== Segment start ==

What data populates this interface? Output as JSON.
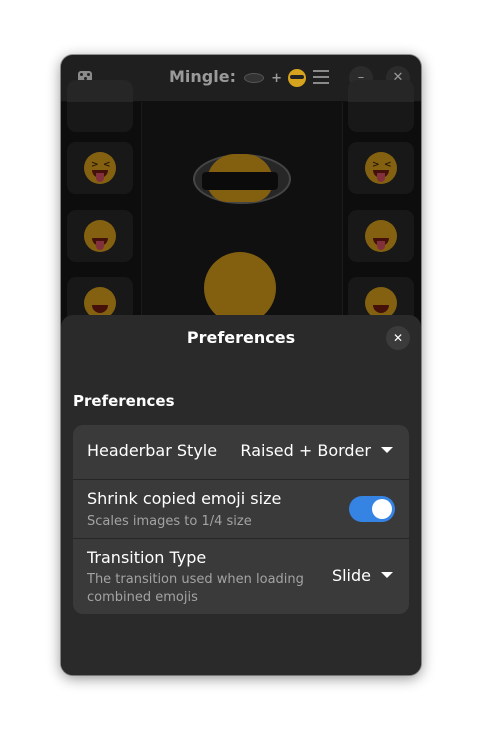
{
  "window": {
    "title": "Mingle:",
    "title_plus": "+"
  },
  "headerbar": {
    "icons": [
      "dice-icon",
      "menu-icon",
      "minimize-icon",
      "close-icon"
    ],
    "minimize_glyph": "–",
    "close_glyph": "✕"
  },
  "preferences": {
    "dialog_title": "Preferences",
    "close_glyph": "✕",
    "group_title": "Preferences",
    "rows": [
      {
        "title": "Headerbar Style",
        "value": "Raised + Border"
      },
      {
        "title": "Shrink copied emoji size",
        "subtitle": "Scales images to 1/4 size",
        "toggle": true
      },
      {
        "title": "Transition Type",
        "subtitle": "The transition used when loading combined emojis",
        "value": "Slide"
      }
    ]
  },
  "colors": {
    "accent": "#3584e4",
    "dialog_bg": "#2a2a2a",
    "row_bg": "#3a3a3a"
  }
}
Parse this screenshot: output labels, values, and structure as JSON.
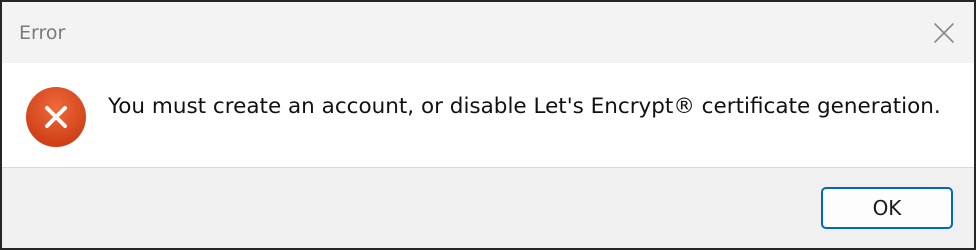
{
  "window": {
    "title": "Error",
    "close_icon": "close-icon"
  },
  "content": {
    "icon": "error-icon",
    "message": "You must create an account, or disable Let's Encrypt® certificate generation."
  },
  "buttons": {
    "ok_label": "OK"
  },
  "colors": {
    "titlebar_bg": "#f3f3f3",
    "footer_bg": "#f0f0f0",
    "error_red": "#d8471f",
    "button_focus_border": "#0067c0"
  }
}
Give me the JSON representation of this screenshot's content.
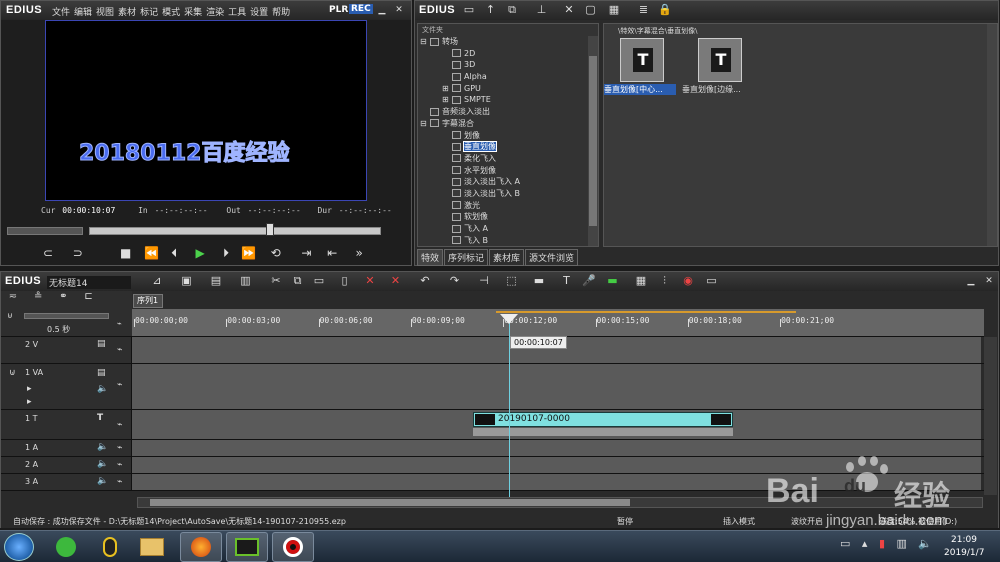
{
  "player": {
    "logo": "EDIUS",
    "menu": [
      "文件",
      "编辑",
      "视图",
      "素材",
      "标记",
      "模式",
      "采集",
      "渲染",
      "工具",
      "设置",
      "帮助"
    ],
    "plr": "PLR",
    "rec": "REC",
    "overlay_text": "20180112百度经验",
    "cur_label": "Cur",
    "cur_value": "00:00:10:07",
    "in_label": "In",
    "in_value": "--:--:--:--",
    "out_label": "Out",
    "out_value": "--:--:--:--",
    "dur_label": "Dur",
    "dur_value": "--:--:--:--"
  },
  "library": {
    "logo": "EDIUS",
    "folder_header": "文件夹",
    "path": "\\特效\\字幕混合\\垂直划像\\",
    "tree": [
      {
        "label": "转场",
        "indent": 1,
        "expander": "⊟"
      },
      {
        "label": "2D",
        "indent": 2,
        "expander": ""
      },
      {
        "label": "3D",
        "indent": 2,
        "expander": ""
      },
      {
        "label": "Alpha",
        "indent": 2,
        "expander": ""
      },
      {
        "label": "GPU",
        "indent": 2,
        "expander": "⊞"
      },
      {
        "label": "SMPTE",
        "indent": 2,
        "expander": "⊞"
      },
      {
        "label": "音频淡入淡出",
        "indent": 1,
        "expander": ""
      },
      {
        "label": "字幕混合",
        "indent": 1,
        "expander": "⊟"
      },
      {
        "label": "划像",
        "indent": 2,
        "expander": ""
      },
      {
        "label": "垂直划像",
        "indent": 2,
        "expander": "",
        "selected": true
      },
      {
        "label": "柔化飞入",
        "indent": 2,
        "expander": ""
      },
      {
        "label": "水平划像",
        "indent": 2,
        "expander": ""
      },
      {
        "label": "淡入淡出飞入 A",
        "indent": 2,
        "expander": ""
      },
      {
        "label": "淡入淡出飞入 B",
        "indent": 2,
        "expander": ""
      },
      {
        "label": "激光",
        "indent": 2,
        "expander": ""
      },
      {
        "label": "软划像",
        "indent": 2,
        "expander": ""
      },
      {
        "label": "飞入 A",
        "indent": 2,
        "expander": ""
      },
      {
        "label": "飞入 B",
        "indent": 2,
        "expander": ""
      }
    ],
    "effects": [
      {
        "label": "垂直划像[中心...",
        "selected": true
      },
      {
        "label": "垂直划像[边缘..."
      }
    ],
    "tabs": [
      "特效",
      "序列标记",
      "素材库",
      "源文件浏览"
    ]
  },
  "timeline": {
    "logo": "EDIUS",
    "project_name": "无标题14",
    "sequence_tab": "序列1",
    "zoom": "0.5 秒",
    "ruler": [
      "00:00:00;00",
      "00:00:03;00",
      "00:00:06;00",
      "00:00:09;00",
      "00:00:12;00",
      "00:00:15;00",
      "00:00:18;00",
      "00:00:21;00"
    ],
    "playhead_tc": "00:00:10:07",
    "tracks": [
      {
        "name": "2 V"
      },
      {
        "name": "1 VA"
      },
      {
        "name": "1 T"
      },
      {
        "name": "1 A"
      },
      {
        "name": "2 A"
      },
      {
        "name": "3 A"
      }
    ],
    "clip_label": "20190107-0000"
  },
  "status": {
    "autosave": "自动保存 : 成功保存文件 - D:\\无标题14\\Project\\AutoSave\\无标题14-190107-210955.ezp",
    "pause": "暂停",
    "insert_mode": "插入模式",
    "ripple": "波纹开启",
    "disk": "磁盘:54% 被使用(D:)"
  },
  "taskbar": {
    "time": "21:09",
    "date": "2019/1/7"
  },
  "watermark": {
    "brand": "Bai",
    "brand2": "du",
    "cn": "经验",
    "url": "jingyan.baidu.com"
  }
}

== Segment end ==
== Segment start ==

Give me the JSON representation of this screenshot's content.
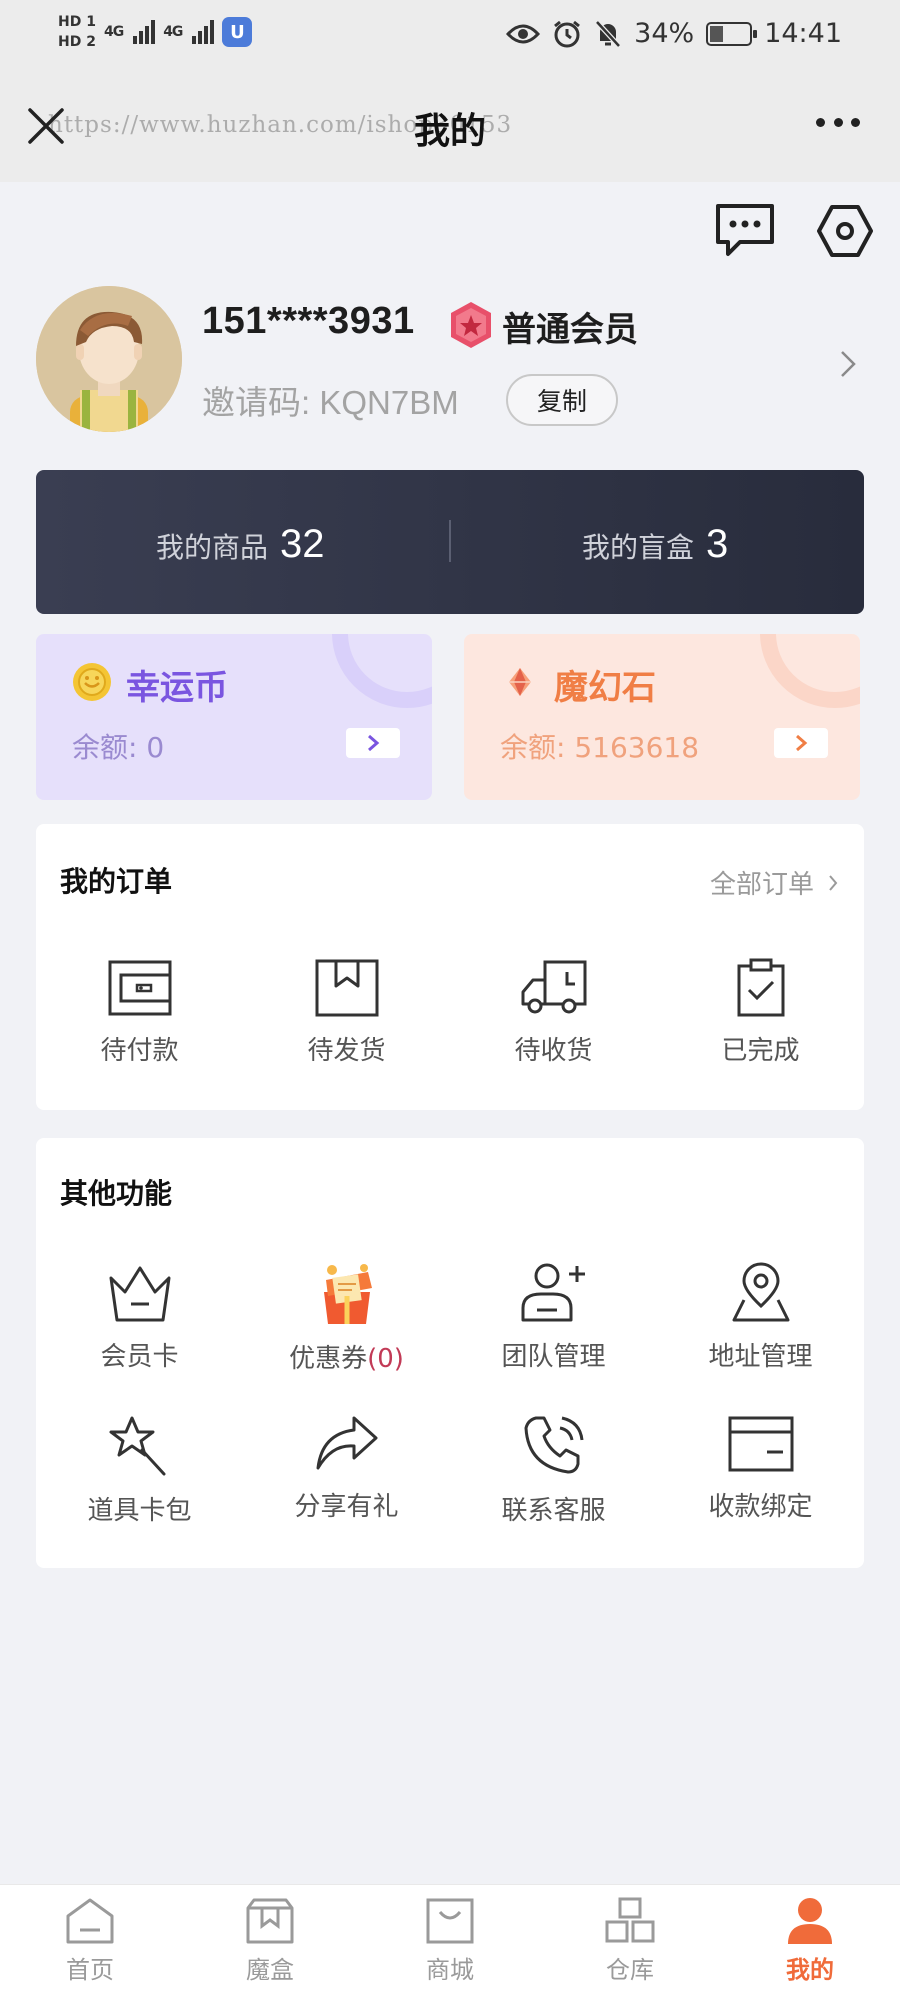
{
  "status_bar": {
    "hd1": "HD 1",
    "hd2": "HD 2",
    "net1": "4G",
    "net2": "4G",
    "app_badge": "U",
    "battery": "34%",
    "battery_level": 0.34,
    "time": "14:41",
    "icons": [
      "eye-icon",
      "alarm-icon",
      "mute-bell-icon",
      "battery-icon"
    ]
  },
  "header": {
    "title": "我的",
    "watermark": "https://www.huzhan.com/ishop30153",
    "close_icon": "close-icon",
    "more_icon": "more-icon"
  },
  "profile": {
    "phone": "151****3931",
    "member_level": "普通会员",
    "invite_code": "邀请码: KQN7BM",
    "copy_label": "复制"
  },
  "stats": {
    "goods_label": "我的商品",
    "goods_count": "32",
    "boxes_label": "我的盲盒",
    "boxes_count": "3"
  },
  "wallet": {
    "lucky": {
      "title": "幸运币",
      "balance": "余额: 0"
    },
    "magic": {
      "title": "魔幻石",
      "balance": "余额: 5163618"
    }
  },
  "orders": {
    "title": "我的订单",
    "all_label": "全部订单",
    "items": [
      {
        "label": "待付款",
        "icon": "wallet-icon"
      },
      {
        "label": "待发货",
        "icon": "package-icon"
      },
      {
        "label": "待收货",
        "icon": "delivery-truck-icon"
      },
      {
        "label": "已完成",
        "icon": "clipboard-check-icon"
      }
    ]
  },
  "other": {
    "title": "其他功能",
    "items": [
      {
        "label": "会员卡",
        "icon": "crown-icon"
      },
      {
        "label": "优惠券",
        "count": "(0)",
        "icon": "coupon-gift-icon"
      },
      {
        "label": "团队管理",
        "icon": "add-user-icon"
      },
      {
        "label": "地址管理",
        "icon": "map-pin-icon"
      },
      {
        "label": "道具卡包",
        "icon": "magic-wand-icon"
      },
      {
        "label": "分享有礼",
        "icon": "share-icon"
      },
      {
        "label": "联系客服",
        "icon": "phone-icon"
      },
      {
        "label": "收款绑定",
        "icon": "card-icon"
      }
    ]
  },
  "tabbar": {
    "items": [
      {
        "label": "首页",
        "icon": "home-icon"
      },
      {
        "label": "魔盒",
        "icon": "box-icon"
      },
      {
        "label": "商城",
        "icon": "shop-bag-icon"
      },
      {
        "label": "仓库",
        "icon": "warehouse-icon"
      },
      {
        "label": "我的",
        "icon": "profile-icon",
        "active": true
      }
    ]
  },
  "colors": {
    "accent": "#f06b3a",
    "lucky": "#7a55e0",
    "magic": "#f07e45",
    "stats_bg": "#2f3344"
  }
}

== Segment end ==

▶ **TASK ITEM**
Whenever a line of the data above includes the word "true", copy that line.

▶ **RESPONSE FOR THIS EXERCISE**
        "toggle": true
        "selected": true
        "selected": true
        "active": true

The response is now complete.